The historic meeting of two truly influential and individual composers, arrangers, and instrumentalists on The Long March. The album appeared in 1979 on Swiss label Hat Hut. This date pairs Max Roach and Archie Shepp playing both solo and as a duo for one night in 1979 at the Willisau Jazz Festival. Roach's truly astonishing solo "J.C. Moses" is a tribute to Detroit jazz great J.C. Heard. The kinds of rimshots, trap stops and starts, and continuous rolling thunder take the breath away and make the listener wonder if this is really only one drummer. Next up is Shepp's solo tenor reading of Duke Ellington's "Sophisticated Lady," where he coaxes all the ballad's idiosyncrasies and fluidly combines them with his new jazz flourishes, without once disrespecting the integrity of the original.

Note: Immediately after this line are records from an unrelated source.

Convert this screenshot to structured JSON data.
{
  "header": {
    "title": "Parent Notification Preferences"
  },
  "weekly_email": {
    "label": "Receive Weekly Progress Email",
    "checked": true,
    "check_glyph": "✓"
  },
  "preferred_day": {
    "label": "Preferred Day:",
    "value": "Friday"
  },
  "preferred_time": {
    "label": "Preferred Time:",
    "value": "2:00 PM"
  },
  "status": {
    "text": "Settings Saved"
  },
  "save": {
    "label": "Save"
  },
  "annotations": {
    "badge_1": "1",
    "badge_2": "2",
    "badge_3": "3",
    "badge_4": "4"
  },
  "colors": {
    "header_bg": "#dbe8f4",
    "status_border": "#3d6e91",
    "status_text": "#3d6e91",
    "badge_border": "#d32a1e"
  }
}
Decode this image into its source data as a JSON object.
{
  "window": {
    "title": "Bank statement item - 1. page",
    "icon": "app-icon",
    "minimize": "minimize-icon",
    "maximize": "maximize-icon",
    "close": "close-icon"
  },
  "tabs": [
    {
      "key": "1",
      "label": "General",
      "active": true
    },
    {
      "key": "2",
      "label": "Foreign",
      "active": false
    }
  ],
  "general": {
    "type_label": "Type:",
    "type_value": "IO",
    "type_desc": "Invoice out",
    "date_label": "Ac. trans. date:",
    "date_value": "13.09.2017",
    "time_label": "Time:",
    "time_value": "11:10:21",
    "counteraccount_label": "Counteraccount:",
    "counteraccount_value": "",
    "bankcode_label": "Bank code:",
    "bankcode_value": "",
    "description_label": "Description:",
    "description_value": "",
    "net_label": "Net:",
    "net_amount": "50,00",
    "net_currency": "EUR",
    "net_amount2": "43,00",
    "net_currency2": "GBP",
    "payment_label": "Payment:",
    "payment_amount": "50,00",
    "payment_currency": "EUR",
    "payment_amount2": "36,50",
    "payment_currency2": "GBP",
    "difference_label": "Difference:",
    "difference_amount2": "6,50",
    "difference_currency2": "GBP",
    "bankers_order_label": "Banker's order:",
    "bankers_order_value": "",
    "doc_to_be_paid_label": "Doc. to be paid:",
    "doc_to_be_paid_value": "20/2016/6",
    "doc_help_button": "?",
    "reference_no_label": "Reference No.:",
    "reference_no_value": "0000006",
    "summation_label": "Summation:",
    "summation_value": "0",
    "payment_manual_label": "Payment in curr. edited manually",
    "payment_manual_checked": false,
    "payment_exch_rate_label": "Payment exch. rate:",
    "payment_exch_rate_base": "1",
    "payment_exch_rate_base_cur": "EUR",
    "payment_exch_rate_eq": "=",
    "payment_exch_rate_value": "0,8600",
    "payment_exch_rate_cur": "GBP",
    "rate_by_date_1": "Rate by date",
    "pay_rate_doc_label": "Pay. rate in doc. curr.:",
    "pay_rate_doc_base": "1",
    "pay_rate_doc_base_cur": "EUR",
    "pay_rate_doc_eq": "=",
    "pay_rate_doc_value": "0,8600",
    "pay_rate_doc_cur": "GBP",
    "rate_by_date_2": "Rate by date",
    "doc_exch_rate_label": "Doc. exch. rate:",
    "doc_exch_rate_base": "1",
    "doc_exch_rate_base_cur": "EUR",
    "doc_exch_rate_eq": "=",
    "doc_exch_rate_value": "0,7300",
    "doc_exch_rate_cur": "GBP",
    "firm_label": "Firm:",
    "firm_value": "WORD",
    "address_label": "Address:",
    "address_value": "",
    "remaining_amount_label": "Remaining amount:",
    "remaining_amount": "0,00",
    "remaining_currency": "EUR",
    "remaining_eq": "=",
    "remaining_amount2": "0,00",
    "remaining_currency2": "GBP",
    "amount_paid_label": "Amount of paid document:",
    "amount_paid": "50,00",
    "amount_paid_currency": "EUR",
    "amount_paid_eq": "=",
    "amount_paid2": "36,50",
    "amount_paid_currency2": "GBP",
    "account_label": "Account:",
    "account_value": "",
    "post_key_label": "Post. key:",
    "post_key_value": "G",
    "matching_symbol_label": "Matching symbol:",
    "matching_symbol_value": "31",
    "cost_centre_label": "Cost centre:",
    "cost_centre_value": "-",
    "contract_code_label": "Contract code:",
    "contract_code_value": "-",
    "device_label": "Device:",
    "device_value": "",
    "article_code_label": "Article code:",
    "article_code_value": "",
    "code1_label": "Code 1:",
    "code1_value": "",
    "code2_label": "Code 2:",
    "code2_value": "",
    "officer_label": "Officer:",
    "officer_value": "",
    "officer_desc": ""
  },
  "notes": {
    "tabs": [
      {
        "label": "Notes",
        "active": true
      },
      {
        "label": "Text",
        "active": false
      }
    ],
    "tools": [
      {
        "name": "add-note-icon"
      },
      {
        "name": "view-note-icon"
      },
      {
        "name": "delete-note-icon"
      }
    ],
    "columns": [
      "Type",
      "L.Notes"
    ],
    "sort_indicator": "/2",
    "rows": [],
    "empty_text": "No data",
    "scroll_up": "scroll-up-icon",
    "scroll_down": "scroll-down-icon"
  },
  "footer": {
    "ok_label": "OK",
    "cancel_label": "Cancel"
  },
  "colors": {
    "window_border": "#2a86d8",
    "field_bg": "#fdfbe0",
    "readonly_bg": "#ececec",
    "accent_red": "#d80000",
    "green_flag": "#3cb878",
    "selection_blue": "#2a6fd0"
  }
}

At times on Dirty Deal, it's virtually a Little Feat reunion, with five members from the classic lineup helping out on "Three Sides to Every Story," giving it a wonderful, funky momentum. Coco Montoya himself is definitely a better-than-average guitarist and singer when it comes to the R&B/blues axis, although he's at his best on tracks like "How Do You Sleep at Night?" where he has the chance to pull more emotion from his instrument; in this case, more than a touch of bitterness. He's cut from the same cloth as Robert Cray, but without the same soulful subtlety. Montoya is more a shot and a beer than a smooth cocktail. You come away from this with the sense that he holds nothing back, and even a performance in the studio would be sweaty; there's that amount of commitment. And while he may not be one of the guitar gods, when he unleashes a flurry of notes (as on "It Takes Time") he's still a powerhouse. Perhaps the biggest problem is that, although he cranks in all departments, there's very little to really distinguish his music from many others mining the same seam.
Since John Hiatt and the major labels decided to go their separate ways around the turn of the century, his approach to record making has been direct and organic; most of his albums have sounded as if Hiatt and his sidemen put them together without a lot of fuss, placing the emphasis squarely on Hiatt's dependably strong material and tough, flinty vocal style. But 2011's Dirty Jeans and Mudslide Hymns is a more polished and ambitious affair than Hiatt has delivered in years. The sessions were produced by Kevin Shirley, who has previously worked with Aerosmith, the Black Crowes, Dream Theater, and Journey, and though his approach isn't especially intrusive, the sound of this record is certainly more luxurious, with the guitars sounding bigger, the drums booming a bit louder, and strings and keyboards decorating several tracks and the arrangements, gaining a greater sense of drama along the way.